Gender-Based Book Classifications: Still Relevant?
When I was working with an agent on my first book, Fall Eagle One, the agent called my action/adventure novel, “a boy book.” After publication, one of my biggest surprises was the large number of women readers who really like the book. I never envisioned that a World War 2 story about German aviators flying to the U.S. to kill President Roosevelt would find a following among women. I should have known better. With stereotypes about the respective roles of men and women rapidly evolving from those that existed in my youth, I should have anticipated that the barriers between gender-based book classifications would also begin to blur.
My own reading experience should have alerted me. Prior to becoming an Indie author at 75, I was a voracious reader, plowing through four-six books a week. Once I discovered that I liked a writer, I would read every book in the library that he had written. After finishing all of Jonathan Kellerman’s police thrillers, I read one by his wife, Faye Kellerman, on a whim. I found myself enthralled. Ms. Kellerman writes excellent police fiction. With my eyes finally opened, I began reading other women crime thriller authors as well. They were all great reads. Women write action/adventure that stacks up very well against that by male authors. But do women like to read action/adventure? My experience with both of my published novels leads me to believe that they do.
I believe that the days when men wrote books for men to read and women wrote books for only women are becoming a phenomenon of the past. Consider the genre of erotica, once the exclusive purview of men, both as authors and consumers. Then, when Rosemary Rogers published her novel, The Insiders, in the 1970s, a Time Magazine reviewer proclaimed that she had invented a new genre: pornography for women. Fast forward to the 2010s. Fifty Shades of Grey by E. L. James took the publishing world by storm.
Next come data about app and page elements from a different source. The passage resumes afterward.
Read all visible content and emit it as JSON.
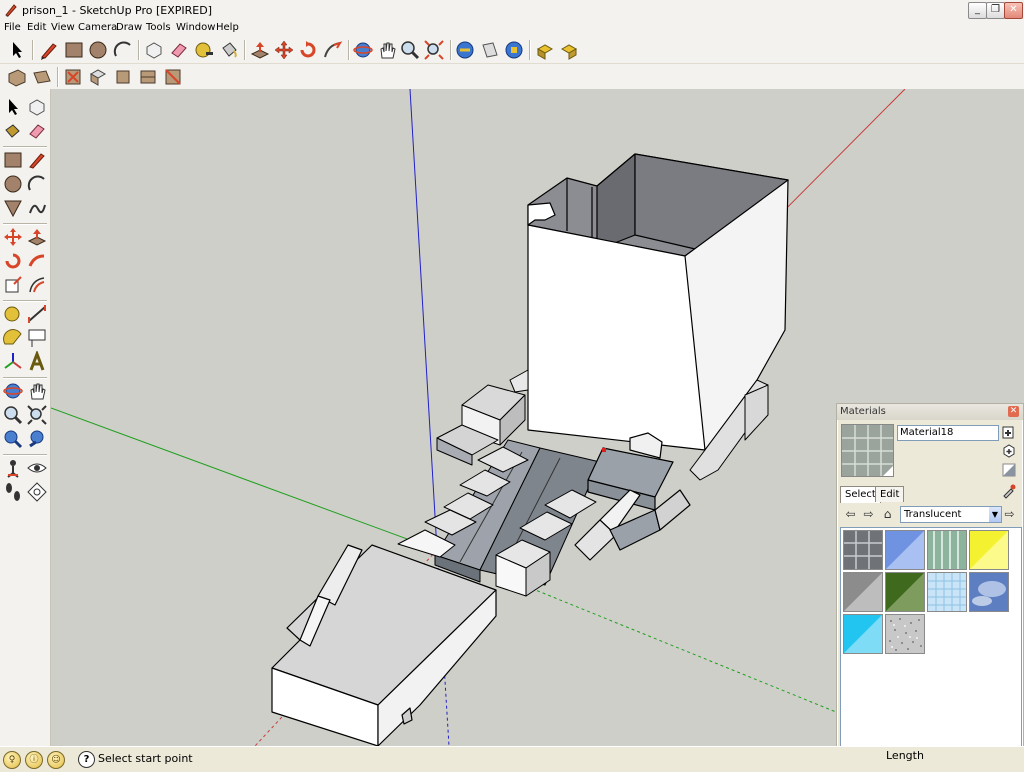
{
  "window": {
    "title": "prison_1 - SketchUp Pro [EXPIRED]",
    "minimize": "_",
    "maximize": "❐",
    "close": "✕"
  },
  "menu": [
    "File",
    "Edit",
    "View",
    "Camera",
    "Draw",
    "Tools",
    "Window",
    "Help"
  ],
  "main_toolbar": [
    "select-icon",
    "line-icon",
    "rectangle-icon",
    "circle-icon",
    "arc-icon",
    "make-component-icon",
    "eraser-icon",
    "tape-measure-icon",
    "paint-bucket-icon",
    "push-pull-icon",
    "move-icon",
    "rotate-icon",
    "follow-me-icon",
    "orbit-icon",
    "pan-icon",
    "zoom-icon",
    "zoom-extents-icon",
    "get-models-icon",
    "share-model-icon",
    "share-component-icon",
    "get-photo-texture-icon",
    "add-location-icon"
  ],
  "views_toolbar": [
    "iso-view-icon",
    "top-view-icon",
    "front-view-icon",
    "right-view-icon",
    "back-view-icon",
    "left-view-icon"
  ],
  "left_toolbar": [
    "select-icon",
    "make-component-icon",
    "paint-bucket-icon",
    "eraser-icon",
    "rectangle-icon",
    "line-icon",
    "circle-icon",
    "arc-icon",
    "polygon-icon",
    "freehand-icon",
    "move-icon",
    "push-pull-icon",
    "rotate-icon",
    "follow-me-icon",
    "scale-icon",
    "offset-icon",
    "tape-measure-icon",
    "dimension-icon",
    "protractor-icon",
    "text-icon",
    "axes-icon",
    "3d-text-icon",
    "orbit-icon",
    "pan-icon",
    "zoom-icon",
    "zoom-window-icon",
    "zoom-extents-icon",
    "previous-view-icon",
    "position-camera-icon",
    "look-around-icon",
    "walk-icon",
    "section-plane-icon"
  ],
  "status": {
    "text": "Select start point",
    "measure_label": "Length",
    "colors": {
      "accent": "#316ac5",
      "axis_red": "#c83c3c",
      "axis_green": "#20a020",
      "axis_blue": "#2020c8"
    }
  },
  "materials": {
    "title": "Materials",
    "close": "✕",
    "material_name": "Material18",
    "tabs": [
      {
        "label": "Select",
        "active": true
      },
      {
        "label": "Edit",
        "active": false
      }
    ],
    "library": "Translucent",
    "swatches": [
      {
        "name": "swatch-glass-block",
        "color": "#6f7378"
      },
      {
        "name": "swatch-blue-glass",
        "color": "#6f93e0"
      },
      {
        "name": "swatch-green-stripe-glass",
        "color": "#8cb39b"
      },
      {
        "name": "swatch-yellow-glass",
        "color": "#f4f230"
      },
      {
        "name": "swatch-gray-glass",
        "color": "#8c8c8c"
      },
      {
        "name": "swatch-green-glass",
        "color": "#3f6a1e"
      },
      {
        "name": "swatch-blue-grid-glass",
        "color": "#c9e4f6"
      },
      {
        "name": "swatch-sky-glass",
        "color": "#5d7fc1"
      },
      {
        "name": "swatch-cyan-glass",
        "color": "#22c4f0"
      },
      {
        "name": "swatch-speckle-glass",
        "color": "#c8c8c8"
      }
    ]
  }
}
Most reports suggest that the majority of Ms. James’s readers are also women, but I’ll bet that a lot are men. It would be interesting to sample the audiences of the upcoming movie.
Books written for children can also become wildly popular with adults. Look at the runaway success of J.K. Rowling’s Harry Potter series. Ms. Rowling clearly enchanted boys, girls, men, and women. As Bob Dylan wrote, “The times, they are a changing.”
Stereotyped gender roles are fast fading from Western society, and I think this to be a good thing. I believe strongly in individual freedom. The old “one-size-fits-all” way of viewing human relationships is no longer acceptable to emerging Western generations. I would not want any of the women in my life, whatever their age, to be forced into a gender-role straight jacket.